Data records for software interfaces:
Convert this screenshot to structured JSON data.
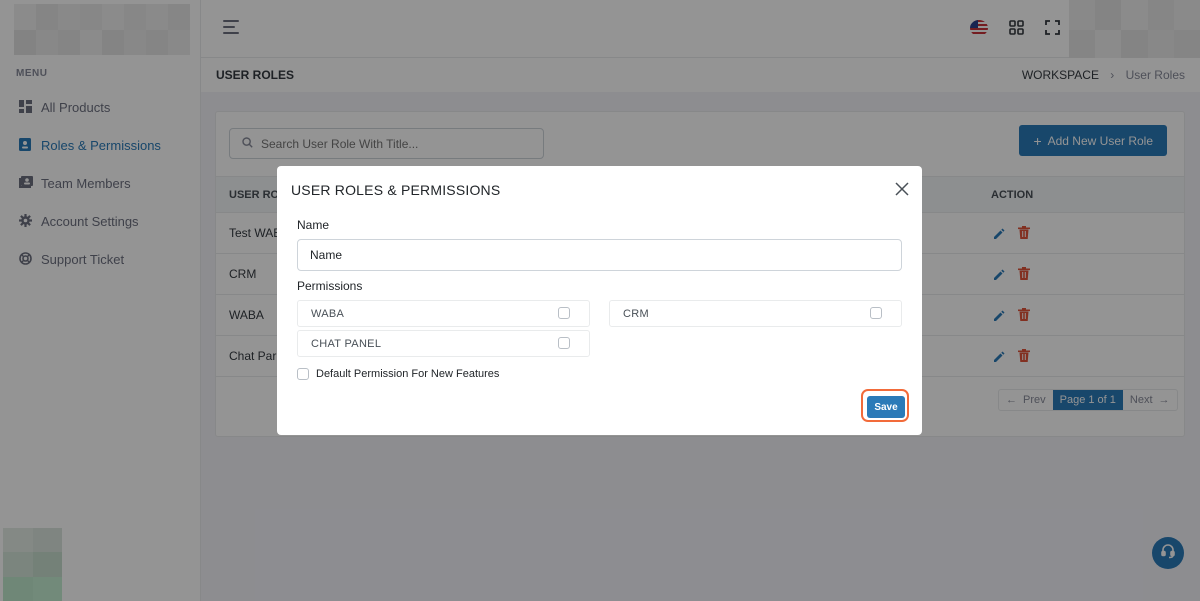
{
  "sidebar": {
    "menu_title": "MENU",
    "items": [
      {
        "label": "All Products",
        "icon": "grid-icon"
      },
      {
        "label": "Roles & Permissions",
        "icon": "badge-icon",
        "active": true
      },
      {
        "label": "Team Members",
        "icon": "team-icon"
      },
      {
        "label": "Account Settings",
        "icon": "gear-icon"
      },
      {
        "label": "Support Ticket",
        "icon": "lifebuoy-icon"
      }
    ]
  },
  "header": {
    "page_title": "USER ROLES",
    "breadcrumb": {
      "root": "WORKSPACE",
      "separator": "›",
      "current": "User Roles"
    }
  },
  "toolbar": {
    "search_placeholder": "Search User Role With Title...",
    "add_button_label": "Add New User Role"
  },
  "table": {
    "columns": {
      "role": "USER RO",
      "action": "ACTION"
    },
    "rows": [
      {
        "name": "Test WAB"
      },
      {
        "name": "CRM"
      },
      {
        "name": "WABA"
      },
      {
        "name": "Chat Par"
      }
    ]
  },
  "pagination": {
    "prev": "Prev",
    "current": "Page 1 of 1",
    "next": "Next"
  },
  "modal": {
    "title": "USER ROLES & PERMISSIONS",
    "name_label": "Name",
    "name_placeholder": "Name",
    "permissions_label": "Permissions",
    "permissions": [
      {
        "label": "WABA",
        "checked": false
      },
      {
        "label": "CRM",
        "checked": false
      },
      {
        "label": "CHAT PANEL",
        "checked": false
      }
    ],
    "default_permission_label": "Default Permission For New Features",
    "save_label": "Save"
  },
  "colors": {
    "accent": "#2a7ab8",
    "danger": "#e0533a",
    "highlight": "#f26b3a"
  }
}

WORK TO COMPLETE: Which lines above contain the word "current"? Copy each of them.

RESULT FOR THIS TASK:
      "current": "User Roles"
    "current": "Page 1 of 1",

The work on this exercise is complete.